─── Data for review ───

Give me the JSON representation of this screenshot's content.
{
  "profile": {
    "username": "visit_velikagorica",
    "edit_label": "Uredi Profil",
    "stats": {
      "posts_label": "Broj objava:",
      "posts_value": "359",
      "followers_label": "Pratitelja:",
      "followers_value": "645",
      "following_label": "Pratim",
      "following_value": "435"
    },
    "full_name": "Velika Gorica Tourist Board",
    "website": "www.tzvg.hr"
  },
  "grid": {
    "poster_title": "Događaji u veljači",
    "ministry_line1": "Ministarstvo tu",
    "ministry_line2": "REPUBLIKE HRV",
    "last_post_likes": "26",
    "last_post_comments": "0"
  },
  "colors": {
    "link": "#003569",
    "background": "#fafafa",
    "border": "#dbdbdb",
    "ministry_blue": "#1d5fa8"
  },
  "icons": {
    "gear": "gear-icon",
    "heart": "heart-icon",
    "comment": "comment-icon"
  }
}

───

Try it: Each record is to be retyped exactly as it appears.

Response:
Give me the JSON representation of this screenshot's content.
{
  "profile": {
    "username": "visit_velikagorica",
    "edit_label": "Uredi Profil",
    "stats": {
      "posts_label": "Broj objava:",
      "posts_value": "359",
      "followers_label": "Pratitelja:",
      "followers_value": "645",
      "following_label": "Pratim",
      "following_value": "435"
    },
    "full_name": "Velika Gorica Tourist Board",
    "website": "www.tzvg.hr"
  },
  "grid": {
    "poster_title": "Događaji u veljači",
    "ministry_line1": "Ministarstvo tu",
    "ministry_line2": "REPUBLIKE HRV",
    "last_post_likes": "26",
    "last_post_comments": "0"
  },
  "colors": {
    "link": "#003569",
    "background": "#fafafa",
    "border": "#dbdbdb",
    "ministry_blue": "#1d5fa8"
  },
  "icons": {
    "gear": "gear-icon",
    "heart": "heart-icon",
    "comment": "comment-icon"
  }
}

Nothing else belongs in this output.